══ Given data

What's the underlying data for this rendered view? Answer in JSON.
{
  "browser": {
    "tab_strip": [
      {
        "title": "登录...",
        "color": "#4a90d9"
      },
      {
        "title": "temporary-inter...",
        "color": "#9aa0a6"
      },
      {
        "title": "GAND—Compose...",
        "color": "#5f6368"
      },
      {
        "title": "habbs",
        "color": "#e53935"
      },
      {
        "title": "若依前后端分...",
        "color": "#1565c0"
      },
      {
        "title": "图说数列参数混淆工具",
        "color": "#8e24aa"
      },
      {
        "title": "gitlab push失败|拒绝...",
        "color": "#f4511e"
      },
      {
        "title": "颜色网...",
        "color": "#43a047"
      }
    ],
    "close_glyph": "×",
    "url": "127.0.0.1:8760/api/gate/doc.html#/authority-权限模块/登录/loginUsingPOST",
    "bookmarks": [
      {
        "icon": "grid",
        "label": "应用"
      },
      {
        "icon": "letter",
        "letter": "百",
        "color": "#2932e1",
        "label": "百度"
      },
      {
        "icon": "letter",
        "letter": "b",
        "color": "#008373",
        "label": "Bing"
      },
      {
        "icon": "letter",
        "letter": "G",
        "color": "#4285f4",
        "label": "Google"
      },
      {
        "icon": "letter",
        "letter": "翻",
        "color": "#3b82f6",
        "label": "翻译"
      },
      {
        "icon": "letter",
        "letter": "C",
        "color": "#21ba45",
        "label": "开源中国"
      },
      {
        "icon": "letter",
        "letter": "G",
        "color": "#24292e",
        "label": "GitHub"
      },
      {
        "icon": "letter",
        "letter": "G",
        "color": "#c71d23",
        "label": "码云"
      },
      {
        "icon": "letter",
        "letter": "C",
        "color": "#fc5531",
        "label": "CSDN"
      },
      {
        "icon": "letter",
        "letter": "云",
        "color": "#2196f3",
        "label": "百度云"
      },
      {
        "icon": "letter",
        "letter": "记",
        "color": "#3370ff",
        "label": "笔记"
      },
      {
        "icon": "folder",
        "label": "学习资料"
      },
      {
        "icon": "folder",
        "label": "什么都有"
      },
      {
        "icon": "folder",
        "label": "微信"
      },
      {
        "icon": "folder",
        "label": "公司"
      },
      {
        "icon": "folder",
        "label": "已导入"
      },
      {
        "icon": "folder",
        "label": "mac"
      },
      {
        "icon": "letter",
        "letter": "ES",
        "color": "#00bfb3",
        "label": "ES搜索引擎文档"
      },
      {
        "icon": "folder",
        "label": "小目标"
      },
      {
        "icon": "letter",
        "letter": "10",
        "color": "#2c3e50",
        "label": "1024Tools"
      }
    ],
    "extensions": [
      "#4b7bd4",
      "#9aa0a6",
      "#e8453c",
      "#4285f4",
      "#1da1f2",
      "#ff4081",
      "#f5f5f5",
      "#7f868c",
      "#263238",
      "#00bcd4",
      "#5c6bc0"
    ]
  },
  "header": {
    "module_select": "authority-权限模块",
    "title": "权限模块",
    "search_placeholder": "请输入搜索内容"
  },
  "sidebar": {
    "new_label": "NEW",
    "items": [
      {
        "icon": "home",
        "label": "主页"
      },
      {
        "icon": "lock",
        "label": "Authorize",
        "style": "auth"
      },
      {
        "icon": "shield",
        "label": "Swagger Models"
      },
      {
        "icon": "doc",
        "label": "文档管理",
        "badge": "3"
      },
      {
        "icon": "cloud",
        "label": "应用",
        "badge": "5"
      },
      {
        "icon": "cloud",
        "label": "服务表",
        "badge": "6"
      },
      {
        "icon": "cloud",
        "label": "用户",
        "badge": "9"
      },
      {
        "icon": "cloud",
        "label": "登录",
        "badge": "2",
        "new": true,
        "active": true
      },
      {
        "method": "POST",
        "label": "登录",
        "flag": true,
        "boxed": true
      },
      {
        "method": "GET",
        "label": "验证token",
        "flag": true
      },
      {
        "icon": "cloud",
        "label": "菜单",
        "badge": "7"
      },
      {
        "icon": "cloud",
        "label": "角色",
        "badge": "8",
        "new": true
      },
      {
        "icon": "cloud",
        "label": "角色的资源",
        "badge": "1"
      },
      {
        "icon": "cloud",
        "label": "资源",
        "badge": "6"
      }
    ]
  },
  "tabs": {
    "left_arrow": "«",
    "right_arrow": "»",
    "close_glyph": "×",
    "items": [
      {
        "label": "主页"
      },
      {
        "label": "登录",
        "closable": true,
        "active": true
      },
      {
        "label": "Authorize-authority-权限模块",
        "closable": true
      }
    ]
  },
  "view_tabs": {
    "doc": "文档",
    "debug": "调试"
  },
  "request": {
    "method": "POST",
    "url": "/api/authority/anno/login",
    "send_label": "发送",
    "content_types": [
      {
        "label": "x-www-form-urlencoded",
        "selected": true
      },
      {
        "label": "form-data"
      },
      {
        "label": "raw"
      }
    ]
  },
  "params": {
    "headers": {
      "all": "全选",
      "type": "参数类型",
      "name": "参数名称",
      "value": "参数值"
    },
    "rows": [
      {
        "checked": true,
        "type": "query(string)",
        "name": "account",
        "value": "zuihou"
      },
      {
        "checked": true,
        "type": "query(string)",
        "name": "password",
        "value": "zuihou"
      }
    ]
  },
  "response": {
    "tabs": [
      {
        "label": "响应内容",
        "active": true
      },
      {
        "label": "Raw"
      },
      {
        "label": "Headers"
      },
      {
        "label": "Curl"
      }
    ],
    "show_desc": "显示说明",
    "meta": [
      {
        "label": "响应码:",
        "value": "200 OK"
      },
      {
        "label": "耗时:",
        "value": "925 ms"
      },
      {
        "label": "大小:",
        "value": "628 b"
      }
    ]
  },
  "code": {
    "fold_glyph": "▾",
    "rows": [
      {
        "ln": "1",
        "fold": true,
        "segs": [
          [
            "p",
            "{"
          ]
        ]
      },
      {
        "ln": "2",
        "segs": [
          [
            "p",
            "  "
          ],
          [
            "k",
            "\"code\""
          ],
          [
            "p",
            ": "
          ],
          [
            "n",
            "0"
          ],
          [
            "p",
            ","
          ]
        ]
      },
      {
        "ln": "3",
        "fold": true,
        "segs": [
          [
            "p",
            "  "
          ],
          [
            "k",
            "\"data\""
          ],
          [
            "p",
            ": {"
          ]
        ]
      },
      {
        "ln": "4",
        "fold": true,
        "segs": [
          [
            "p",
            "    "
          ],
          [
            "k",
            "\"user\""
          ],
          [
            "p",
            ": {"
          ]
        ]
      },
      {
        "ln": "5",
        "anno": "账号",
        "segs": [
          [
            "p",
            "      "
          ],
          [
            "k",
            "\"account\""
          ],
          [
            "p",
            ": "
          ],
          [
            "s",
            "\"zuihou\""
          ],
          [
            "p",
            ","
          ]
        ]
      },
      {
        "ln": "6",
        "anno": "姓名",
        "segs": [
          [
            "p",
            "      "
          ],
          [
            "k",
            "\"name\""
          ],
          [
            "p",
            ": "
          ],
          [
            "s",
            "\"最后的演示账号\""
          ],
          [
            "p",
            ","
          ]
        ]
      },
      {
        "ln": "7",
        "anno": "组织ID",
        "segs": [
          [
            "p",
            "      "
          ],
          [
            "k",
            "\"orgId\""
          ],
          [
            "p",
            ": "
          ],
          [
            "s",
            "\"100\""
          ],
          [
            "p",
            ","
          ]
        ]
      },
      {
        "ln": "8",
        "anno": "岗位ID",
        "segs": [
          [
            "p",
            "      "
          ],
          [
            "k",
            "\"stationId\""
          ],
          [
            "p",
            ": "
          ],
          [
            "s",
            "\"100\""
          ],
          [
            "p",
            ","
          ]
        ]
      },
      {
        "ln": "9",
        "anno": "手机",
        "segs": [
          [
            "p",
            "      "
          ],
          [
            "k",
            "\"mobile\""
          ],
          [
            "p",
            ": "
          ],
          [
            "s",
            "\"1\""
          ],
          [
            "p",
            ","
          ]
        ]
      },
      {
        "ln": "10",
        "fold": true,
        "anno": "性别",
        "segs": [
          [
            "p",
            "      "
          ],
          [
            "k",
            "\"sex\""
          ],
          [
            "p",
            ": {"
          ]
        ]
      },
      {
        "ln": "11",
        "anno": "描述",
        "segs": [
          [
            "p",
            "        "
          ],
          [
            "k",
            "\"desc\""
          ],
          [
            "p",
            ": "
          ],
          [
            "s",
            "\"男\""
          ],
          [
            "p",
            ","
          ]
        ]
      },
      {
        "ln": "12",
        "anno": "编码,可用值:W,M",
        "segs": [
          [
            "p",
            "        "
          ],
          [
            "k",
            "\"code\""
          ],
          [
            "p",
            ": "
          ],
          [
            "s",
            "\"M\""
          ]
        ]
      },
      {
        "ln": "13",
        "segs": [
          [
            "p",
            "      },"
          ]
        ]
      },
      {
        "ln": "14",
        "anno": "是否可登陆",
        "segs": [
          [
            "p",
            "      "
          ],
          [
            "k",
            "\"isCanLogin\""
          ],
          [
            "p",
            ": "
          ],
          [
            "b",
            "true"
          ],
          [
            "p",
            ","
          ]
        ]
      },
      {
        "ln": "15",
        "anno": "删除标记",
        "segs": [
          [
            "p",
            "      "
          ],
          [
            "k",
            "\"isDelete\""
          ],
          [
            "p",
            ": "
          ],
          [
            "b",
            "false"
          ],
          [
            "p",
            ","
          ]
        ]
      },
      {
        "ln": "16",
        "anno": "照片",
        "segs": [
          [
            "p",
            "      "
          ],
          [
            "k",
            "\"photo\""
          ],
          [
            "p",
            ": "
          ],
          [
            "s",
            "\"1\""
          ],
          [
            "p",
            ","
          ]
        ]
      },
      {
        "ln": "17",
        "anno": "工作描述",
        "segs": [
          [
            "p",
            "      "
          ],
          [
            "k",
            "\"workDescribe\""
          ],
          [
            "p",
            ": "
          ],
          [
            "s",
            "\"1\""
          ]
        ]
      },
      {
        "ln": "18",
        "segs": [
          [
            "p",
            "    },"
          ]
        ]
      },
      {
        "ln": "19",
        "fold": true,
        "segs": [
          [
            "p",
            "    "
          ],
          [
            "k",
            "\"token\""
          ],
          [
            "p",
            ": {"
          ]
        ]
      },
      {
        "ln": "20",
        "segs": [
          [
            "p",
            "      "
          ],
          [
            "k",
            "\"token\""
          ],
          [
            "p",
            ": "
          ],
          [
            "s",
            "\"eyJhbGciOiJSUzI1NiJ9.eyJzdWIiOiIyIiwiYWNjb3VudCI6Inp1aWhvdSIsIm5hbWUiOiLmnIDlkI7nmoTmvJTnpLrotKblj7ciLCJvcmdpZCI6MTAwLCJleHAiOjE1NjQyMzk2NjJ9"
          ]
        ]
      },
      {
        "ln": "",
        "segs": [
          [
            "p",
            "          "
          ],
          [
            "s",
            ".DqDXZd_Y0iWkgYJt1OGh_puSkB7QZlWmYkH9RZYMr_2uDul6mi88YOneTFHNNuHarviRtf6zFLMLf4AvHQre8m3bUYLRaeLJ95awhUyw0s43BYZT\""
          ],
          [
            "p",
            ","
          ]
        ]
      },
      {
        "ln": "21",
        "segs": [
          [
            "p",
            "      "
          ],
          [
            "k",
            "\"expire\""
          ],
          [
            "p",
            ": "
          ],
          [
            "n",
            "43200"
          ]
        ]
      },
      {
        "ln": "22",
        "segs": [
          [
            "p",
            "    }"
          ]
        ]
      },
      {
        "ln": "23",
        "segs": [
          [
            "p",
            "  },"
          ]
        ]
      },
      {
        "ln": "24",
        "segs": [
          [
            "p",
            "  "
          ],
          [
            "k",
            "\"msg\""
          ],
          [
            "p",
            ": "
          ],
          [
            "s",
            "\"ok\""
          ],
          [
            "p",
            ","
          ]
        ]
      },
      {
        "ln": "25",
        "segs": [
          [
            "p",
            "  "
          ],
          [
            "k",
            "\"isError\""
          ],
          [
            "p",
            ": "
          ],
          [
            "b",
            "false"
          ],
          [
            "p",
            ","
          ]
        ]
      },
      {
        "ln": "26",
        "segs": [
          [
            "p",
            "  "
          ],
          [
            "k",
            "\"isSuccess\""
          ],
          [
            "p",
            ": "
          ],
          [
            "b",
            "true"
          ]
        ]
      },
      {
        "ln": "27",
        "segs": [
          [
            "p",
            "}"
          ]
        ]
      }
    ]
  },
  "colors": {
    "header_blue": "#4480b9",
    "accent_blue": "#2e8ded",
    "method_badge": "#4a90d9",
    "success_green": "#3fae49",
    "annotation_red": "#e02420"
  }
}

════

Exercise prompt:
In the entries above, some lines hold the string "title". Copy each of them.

Answer section:
        "title": "登录...",
        "title": "temporary-inter...",
        "title": "GAND—Compose...",
        "title": "habbs",
        "title": "若依前后端分...",
        "title": "图说数列参数混淆工具",
        "title": "gitlab push失败|拒绝...",
        "title": "颜色网...",
    "title": "权限模块",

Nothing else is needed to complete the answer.